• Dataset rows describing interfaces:
*** Begin section ***

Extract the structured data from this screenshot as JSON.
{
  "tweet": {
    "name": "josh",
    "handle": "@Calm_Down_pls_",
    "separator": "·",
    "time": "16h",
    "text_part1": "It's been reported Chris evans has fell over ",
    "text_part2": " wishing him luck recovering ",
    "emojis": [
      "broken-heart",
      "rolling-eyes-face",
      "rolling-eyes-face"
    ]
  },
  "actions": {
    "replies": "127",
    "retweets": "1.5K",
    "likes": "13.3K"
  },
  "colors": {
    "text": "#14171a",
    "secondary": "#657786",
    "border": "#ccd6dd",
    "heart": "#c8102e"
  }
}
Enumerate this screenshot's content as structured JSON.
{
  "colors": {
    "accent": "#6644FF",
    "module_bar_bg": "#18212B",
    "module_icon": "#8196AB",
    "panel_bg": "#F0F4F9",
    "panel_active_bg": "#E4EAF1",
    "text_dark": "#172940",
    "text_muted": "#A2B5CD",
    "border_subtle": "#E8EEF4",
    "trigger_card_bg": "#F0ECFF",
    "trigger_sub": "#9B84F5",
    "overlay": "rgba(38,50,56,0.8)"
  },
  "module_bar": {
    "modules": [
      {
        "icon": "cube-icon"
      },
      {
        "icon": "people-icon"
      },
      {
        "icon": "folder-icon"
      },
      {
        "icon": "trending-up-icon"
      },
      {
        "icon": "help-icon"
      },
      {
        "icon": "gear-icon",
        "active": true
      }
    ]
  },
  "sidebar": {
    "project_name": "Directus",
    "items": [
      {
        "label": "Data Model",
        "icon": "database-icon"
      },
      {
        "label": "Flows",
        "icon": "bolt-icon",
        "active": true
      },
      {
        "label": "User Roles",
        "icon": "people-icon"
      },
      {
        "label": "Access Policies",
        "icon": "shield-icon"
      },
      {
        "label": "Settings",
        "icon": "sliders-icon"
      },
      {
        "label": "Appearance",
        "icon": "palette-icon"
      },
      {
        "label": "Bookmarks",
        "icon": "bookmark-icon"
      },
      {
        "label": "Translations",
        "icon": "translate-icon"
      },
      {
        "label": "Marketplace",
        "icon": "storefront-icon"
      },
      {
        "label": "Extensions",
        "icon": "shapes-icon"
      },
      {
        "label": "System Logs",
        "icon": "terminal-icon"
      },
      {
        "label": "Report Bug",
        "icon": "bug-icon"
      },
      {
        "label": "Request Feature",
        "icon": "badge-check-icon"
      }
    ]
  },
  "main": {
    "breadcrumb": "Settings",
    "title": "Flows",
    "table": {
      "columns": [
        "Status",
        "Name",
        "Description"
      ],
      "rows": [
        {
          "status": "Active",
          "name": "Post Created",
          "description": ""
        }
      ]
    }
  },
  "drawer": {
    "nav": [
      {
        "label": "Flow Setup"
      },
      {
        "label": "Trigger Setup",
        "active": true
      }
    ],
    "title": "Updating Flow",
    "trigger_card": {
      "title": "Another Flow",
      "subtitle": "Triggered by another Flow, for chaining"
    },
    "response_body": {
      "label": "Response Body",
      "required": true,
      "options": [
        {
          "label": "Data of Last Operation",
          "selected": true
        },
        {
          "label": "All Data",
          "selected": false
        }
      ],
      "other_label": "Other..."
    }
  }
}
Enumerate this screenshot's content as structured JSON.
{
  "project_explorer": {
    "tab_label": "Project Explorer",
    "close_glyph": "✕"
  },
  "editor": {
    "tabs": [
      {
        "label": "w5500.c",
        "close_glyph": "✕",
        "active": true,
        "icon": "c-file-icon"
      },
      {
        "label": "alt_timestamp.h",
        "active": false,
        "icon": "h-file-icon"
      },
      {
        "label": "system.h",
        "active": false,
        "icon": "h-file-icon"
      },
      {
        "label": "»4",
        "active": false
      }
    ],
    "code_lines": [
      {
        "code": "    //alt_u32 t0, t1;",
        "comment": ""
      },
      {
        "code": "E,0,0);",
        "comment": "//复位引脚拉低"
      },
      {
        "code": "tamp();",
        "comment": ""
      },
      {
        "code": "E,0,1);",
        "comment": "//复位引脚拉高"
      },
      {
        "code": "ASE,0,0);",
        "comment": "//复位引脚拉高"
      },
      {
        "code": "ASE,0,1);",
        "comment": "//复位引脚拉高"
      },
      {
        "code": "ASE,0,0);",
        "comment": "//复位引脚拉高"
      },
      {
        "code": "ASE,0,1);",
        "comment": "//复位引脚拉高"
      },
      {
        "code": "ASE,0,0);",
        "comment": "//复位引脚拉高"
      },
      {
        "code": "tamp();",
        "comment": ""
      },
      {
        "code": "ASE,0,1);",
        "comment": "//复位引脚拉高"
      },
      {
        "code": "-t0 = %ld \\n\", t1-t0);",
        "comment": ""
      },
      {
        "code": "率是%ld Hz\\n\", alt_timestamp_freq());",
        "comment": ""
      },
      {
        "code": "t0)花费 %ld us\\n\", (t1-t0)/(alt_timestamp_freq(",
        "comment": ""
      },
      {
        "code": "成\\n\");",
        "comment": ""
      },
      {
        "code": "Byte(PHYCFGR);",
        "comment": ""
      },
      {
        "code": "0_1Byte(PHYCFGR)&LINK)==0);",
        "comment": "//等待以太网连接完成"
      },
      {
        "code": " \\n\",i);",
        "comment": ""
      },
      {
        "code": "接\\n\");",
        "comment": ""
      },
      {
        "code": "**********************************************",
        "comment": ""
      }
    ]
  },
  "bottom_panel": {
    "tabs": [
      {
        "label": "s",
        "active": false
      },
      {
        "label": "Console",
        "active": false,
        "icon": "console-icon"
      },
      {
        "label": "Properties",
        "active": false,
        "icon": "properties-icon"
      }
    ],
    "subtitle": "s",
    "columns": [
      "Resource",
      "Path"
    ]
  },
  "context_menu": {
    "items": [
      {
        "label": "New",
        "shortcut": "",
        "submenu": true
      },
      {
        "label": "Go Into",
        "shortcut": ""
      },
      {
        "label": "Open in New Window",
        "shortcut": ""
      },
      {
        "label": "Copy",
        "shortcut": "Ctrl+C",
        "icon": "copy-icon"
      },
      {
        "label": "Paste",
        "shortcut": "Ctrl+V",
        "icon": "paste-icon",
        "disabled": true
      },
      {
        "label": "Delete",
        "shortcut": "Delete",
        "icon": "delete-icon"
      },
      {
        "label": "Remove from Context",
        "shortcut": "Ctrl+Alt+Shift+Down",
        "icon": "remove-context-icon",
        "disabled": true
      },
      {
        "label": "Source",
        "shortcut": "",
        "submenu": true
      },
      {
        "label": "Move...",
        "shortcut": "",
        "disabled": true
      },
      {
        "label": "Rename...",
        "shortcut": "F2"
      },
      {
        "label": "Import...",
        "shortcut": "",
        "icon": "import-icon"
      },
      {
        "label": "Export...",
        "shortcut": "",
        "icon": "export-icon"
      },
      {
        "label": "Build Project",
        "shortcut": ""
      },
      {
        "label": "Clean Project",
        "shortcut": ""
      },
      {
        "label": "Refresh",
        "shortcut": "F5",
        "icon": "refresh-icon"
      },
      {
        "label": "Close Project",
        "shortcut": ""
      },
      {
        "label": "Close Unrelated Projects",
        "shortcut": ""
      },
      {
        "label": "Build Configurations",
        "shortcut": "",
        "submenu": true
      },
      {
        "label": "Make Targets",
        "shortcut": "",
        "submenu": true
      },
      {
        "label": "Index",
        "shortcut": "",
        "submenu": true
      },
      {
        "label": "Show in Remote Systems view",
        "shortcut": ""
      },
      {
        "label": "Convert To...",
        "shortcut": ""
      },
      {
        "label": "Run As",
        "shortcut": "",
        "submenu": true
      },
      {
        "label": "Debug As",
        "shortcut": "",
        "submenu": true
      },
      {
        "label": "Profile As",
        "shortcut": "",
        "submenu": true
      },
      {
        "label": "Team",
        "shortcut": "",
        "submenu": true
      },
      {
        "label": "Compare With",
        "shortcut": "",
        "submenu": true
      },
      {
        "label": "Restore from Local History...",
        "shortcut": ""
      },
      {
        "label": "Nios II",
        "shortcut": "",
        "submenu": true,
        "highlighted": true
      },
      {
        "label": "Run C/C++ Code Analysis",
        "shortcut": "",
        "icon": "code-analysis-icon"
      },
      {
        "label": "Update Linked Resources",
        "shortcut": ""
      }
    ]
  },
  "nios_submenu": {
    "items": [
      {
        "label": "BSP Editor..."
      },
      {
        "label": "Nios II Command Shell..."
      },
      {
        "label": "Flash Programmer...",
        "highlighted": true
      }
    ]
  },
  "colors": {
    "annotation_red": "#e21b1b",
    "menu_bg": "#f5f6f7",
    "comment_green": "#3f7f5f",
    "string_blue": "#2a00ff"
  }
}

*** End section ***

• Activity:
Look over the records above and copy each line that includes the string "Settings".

• Response area:
        "label": "Settings",
    "breadcrumb": "Settings",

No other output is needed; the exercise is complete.